After getting Sachin Tendulkar out controversially in his 199th Test at Eden Gardens, West Indian off-spinner Shane Shillingford would like to exploit the Master Blaster's vulnerability against off spin in his 200th and final Test in a bid to win a slice of cricket history forever. (Read: Shillingford confident of spoiling Sachin Tendulkar's farewell party)
Tendulkar's wicket at Wankhede will be the most cherished one for any bowler and given the 40-year-old's poor record against off spinners, the in-form Shillingford will fancy his chances to etch his name in golden letters alongside the Little Master's in the scorebooks.
When Shillingford got Tendulkar out LBW, the ball struck Tendulkar on his back leg and the replays showed that it would have gone over the stumps. Many feel that more than this 'controversial' decision, it is the way in which Tendulkar was foxed by Shillingford's 'doosra' that got the better of the Master Blaster.
Tendulkar was initially at ease against 30-year-old's discomforting off-breaks. The Maestro even dispatched Shillingford for two back-to-back fours either side of mid-wicket on a second-day Eden wicket. However, the iconic Indian, who is shy of 16,000 Test runs by 153, did look a tad uncomfortable against the off-spinner's 'doosras'. When Sachin lunged forward, the bounce and trajectory would peg him back.

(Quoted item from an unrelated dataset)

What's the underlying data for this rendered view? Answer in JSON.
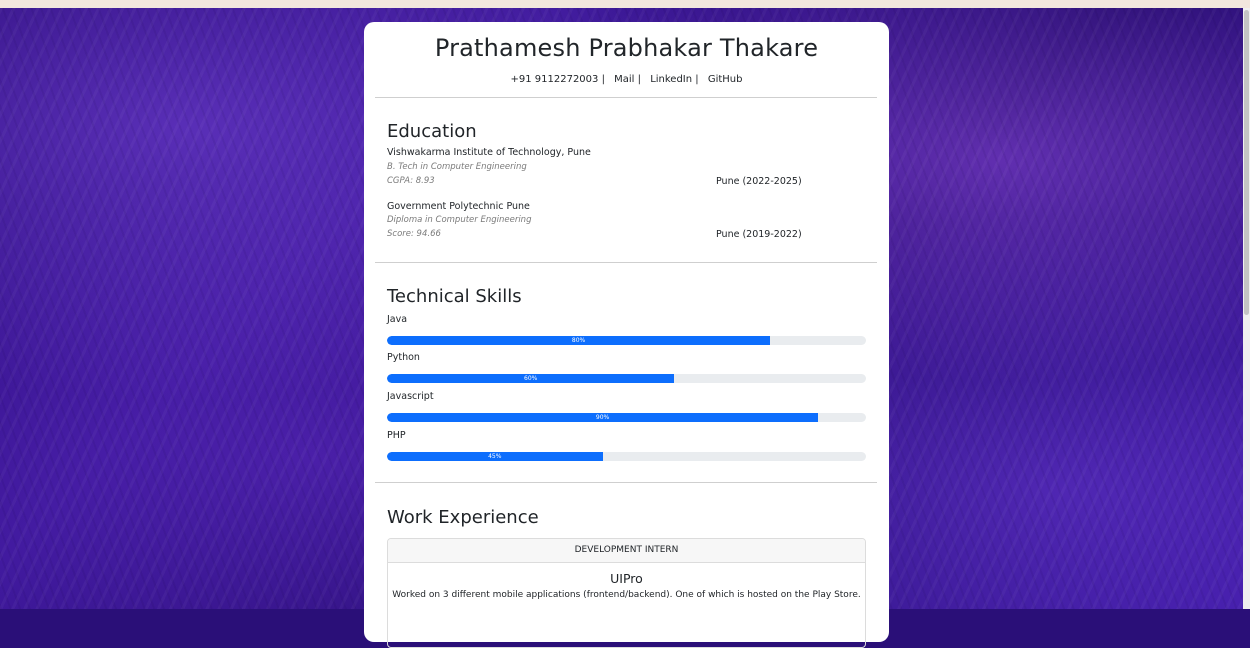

Interestingly, it was Pakistan spin guru Saqlain Mushtaq's words of wisdom that helped Shillingford execute his spin plans in his spell of 6 for 167 in the Kolkata Test. Known to be the inventor of the 'doosra', Saqlain recently conducted a clinic in Barbados prior to West Indies' departure for India tour and revealed all the knowledge he had about Tendulkar and his weaknesses.
"I've told them everything I know about Sachin. I told them about Indian conditions and the pace you should bowl at. You can't predict what'll happen in the match. The Windies boys are more than capable of troubling Sachin. It will be a good contest," Saqlain told an Indian newspaper before the start of the Test series.
Tendulkar is not a stranger to being out LBW. In fact, he holds the record for being out that way most in Test cricket - 63 times. Incidentally history suggests that it is the late spin on many occasions that makes Tendulkar fallible to this mode of dismissal.
In his previous outing in whites for India, Tendulkar was out LBW to another off-spinner, not once, but twice in a single day when Nathan Lyon got him in the fourth and final Test against Australia on March 22 in Delhi earlier this year.
If we go deeper into what the statistics say, Tendulkar has not gone past 32 whenever he has been dismissed LBW by a frontline off-spinner, barring a 109 against Sri Lanka when he was adjudged despite a Muttiah Muralitharan ball pitching outside leg stump in New Delhi in 2005.
Twelve out of the 63 instances, Tendulkar has been dismissed LBW by an off-spinner.
With Tendulkar's history of getting out LBW to off-spinners against him, his farewell 200th Test is likely to throw up an enticing tussle between the 'God of cricket' and spin.